Set in a cool place: We took out a home equity loan to buy equipment and rent a space [for the Brown Betty Dessert Boutique]. We picked the Northern Liberties area because we could afford it, and it's the Philadelphia neighborhood that's supposed to grow the most in the next 10 years.
Watch the dough rise: My mom and I are both very risk averse, so she has kept on teaching and I still practice law. She works in the bakery after school and we both work on weekends. We're tired a lot. Four employees hold things together when we're not around. It's working. Last year we were voted "Best of Philadelphia" by a city magazine and a newspaper.
The icing on the cake: Opening the business gave everyone in my family a new way to talk to one another during a difficult time. Even my dad helped out with construction and finance.
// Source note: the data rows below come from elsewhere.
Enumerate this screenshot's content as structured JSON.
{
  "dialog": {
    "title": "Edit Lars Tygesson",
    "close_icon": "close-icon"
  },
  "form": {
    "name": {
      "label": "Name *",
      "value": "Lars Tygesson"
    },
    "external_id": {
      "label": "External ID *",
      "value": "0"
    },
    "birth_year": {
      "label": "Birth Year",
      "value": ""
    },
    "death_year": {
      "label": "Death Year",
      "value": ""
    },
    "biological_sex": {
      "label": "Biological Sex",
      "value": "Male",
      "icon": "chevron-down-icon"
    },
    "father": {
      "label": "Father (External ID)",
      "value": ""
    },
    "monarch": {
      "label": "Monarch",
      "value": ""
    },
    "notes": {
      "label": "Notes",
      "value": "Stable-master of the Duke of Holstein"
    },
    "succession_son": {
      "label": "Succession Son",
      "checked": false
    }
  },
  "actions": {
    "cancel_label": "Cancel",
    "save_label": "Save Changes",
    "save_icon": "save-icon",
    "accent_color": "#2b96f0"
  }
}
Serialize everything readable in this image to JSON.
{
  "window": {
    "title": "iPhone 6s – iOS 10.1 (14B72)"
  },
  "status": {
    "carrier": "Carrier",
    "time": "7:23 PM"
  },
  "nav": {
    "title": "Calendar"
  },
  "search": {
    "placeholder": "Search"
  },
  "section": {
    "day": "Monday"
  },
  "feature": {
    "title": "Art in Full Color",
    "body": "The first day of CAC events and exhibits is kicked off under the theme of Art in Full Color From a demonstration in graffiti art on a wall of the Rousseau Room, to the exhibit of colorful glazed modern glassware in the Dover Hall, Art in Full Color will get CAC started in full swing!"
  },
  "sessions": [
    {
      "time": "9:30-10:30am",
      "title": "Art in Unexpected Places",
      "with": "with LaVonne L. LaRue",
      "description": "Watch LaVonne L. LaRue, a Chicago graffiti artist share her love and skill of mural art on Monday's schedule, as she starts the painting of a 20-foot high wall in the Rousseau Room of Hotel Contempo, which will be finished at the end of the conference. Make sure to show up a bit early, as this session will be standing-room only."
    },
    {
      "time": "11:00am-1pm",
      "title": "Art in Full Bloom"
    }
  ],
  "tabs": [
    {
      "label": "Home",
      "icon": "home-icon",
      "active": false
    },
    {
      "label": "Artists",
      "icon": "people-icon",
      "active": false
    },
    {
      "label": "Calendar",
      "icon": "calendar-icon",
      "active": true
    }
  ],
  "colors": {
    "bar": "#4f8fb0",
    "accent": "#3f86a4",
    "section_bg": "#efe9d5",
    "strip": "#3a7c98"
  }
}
Real estate is in my blood, four generations back. I got into it with my grandfather, who owned several Texas "shotgun" houses—studios where oil workers lived. He let me choose their exterior paint when I was 7 years old. I made one block the "rainbow" houses: one blue, one violet, one red, and so on. It made caring for property seem like art. On Sundays we collected rent. That made real estate seem like an ATM—you can get money out of it.
After college, I went into management consulting and then executive search. But I felt as if I only got to start projects—finding people jobs—never finish them. I might not learn until years later if it was a great match. When my firm went public in 1999, I instantly sold my shares and used the money to go to graduate school to study real estate finance.
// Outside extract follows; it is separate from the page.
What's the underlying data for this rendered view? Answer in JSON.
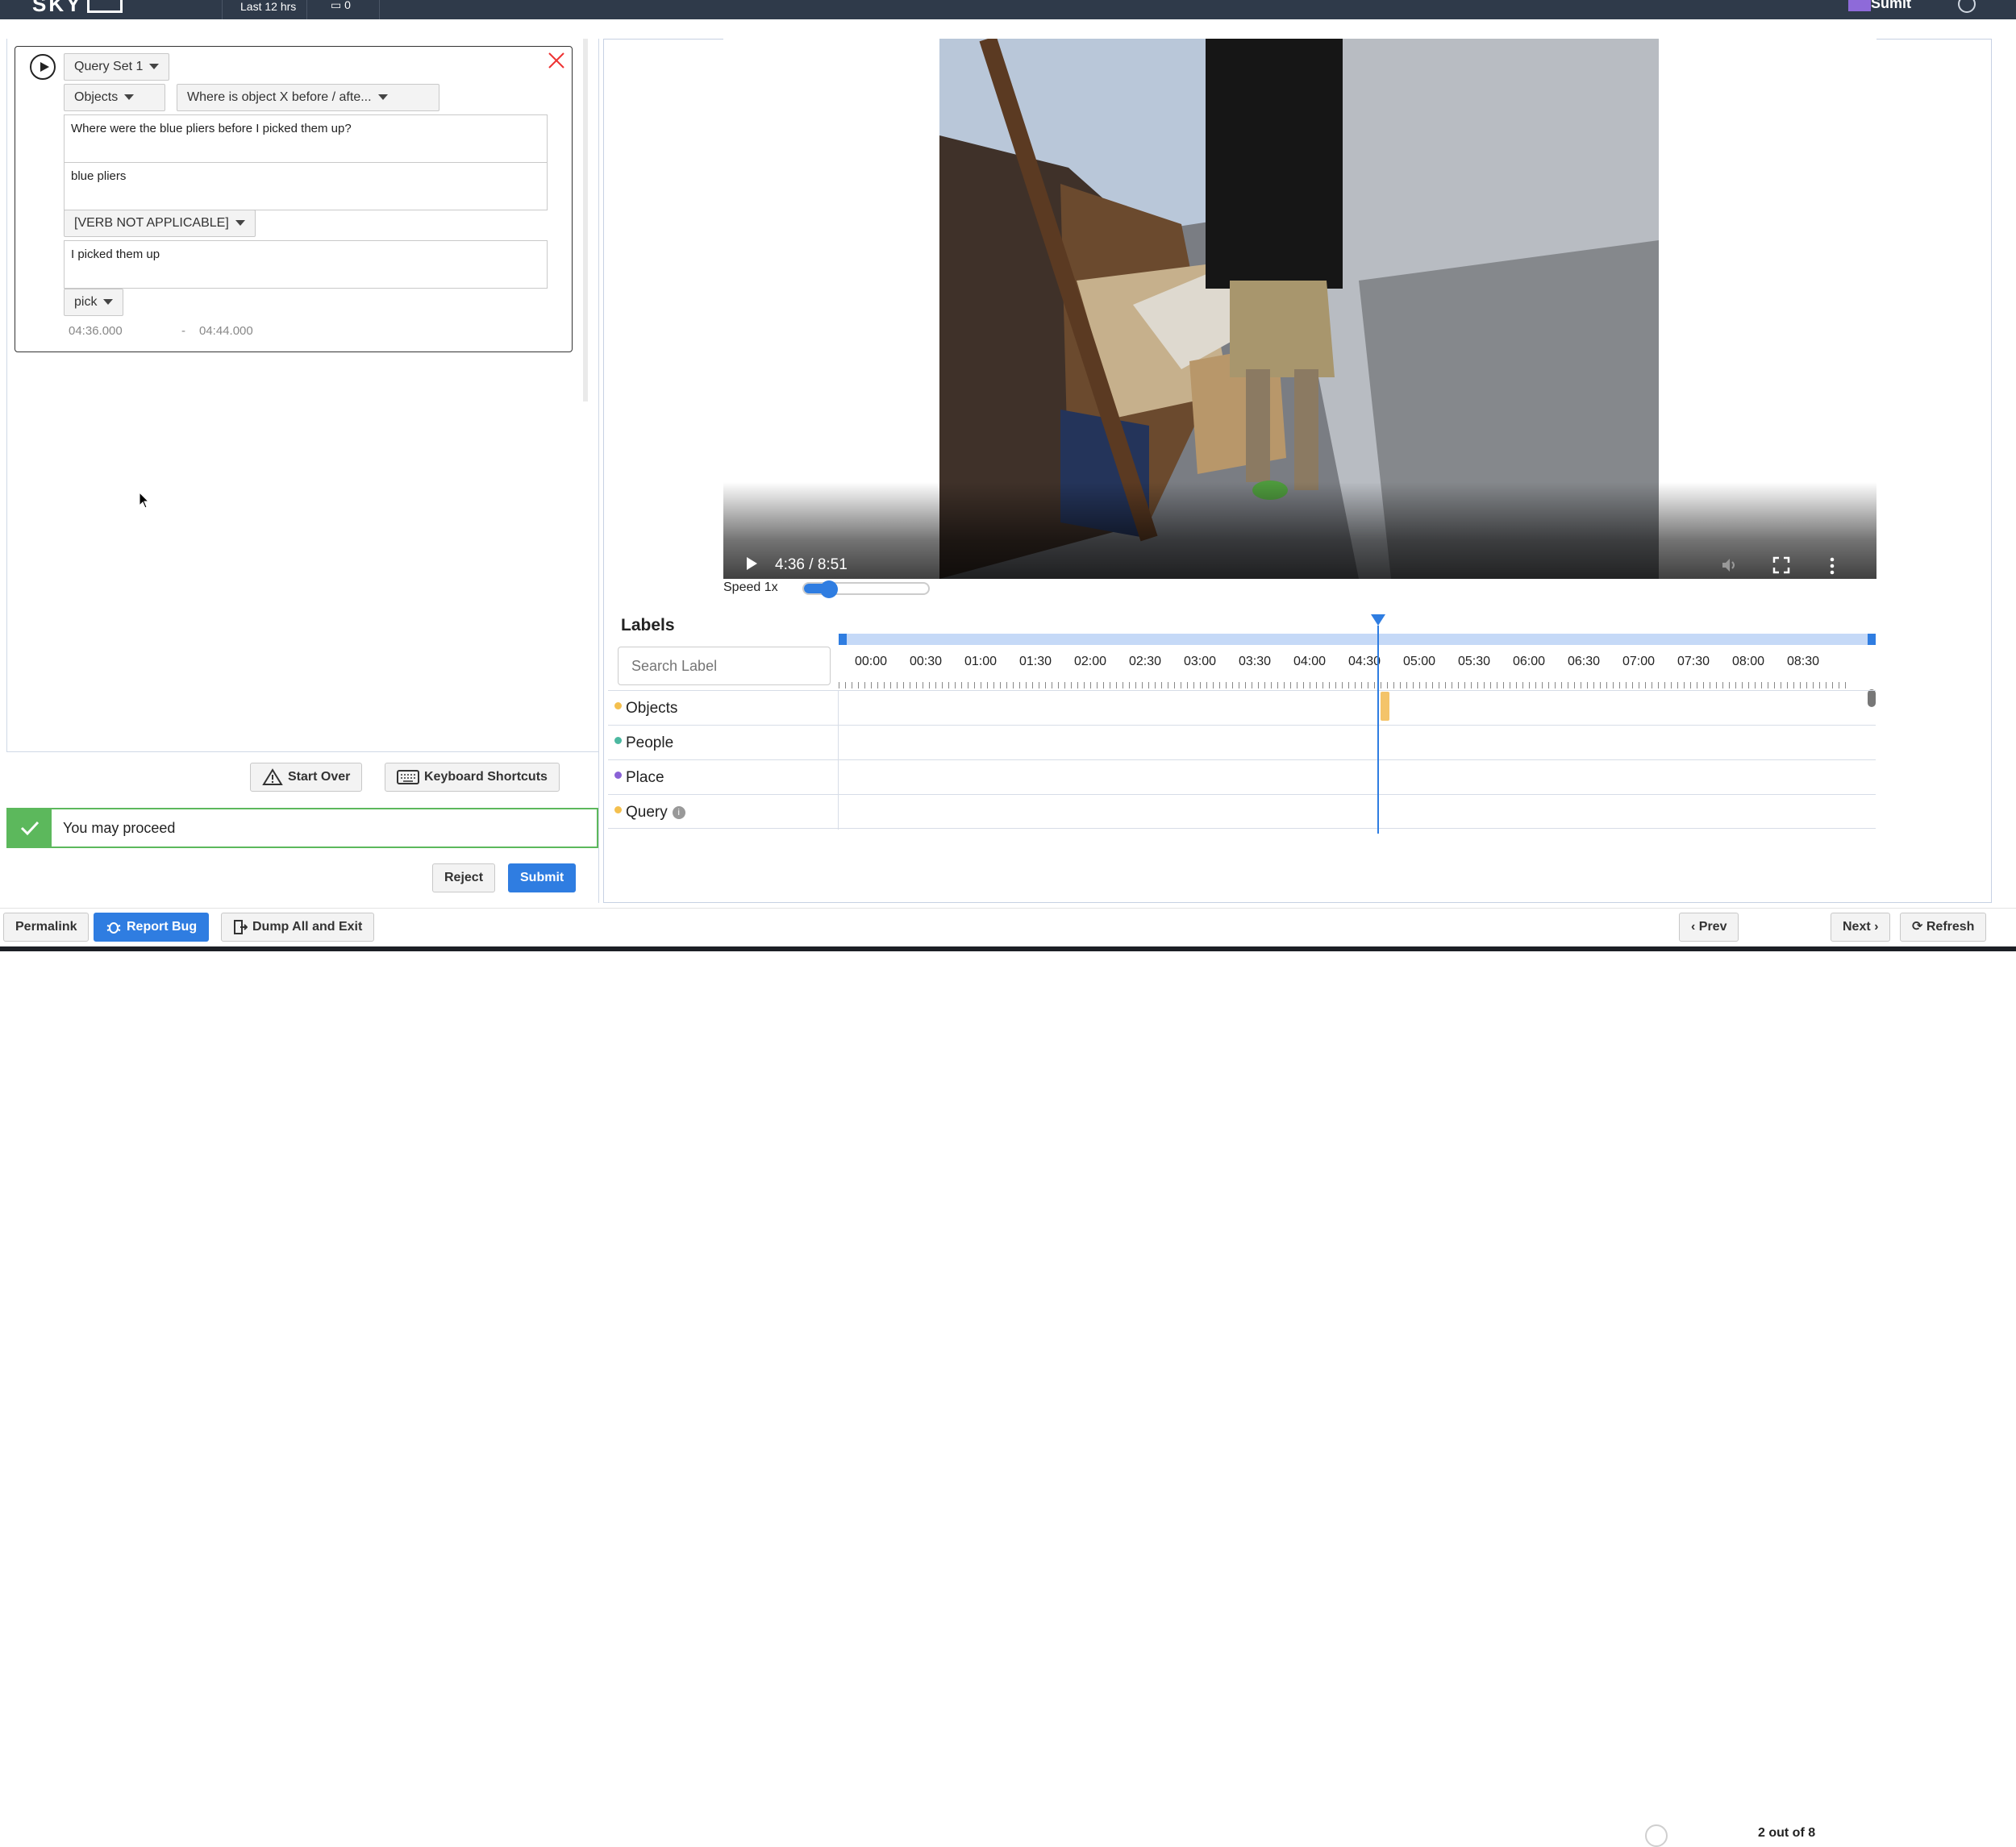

I wanted to go into commercial property management, but no one would hire me. Most people suggested I become a broker, which is the real estate job "for girls." I wanted to be like my grandfather, so when a professor suggested I try residential property management, I talked my friends into hiring me to do their kitchen, bath, and baby nursery renovations. I said, "I'll be like the wedding planner of your project. You won't have to worry about one thing." And they didn't. Now I do whole apartments, homes, law firms, even former President Clinton's office. My budgets run as high as $7 million.
Women, especially Southern women, are taught to be demure. When I first opened, I didn't want to be a show-off and name my company after myself. Instead I called it WSG (Wilson Services Group) Consulting. Huge mistake. No one could remember it. Plus, my expertise and talent are what clients are buying. We rebranded this year as Robin Wilson Home. Business is booming.
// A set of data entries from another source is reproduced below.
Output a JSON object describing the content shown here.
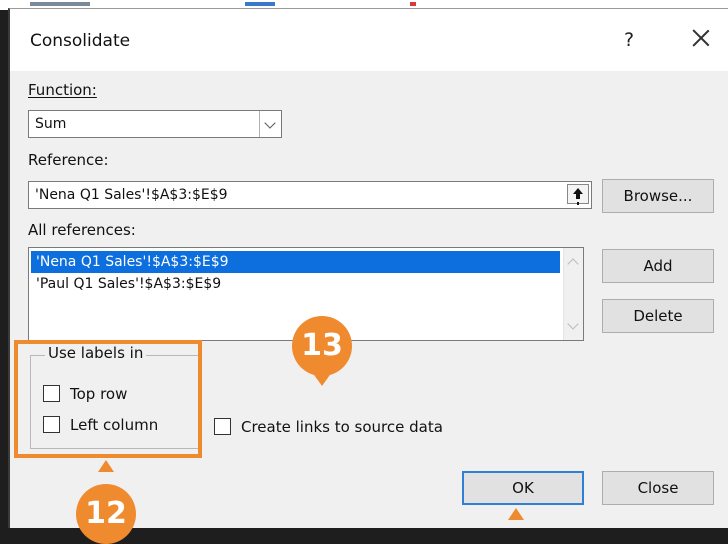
{
  "dialog": {
    "title": "Consolidate",
    "help": "?",
    "function_label": "Function:",
    "function_value": "Sum",
    "reference_label": "Reference:",
    "reference_value": "'Nena Q1 Sales'!$A$3:$E$9",
    "all_references_label": "All references:",
    "all_references": [
      "'Nena Q1 Sales'!$A$3:$E$9",
      "'Paul Q1 Sales'!$A$3:$E$9"
    ],
    "selected_reference_index": 0,
    "buttons": {
      "browse": "Browse...",
      "add": "Add",
      "delete": "Delete",
      "ok": "OK",
      "close": "Close"
    },
    "use_labels": {
      "legend": "Use labels in",
      "top_row": "Top row",
      "left_column": "Left column",
      "top_row_checked": false,
      "left_column_checked": false
    },
    "create_links": {
      "label": "Create links to source data",
      "checked": false
    }
  },
  "callouts": [
    "13",
    "12"
  ],
  "colors": {
    "accent": "#f08a2e",
    "selection": "#0d6ede",
    "default_button_border": "#2f7fd6"
  }
}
In October 2000, Karen Berber—pregnant with her third child and busy with a small but demanding business importing children's clothing that blocks UV rays—meant to run a quick errand. Instead, driving along Miami's Rickenbacker Causeway, she found a new career. Her transformation hinged on four questions that surfaced at just the right time.
What's that? I saw two guys on the ocean, riding boards attached to beautiful kites. I love anything you can do in the water or on it, so I pulled over and waited for them to come in.
How can I do that? They explained they were kiteboarding—a cross between windsurfing and kite flying—and one of them was starting a school to teach it.
Where can I do that? Being out on the water with the wind as your engine is so many things at one time—beauty, freedom, control, power, fear, and awareness. But it's often not windy enough to kiteboard in Miami. I was totally willing to travel, but no one could tell me where to go.
How can I get paid to do that? In 2004 I started Ozone Travel to create custom trips. European destinations had been scoped out, so I researched windy locations and hotels in the Caribbean and South America. Then I sent a press release to three influential magazines: Kiteboarding, SBC Kiteboard, and Kite World. They listed my business in their news sections. We've created about 300 vacations to more than a dozen different destinations. The best part? I have to check out the places we recommend.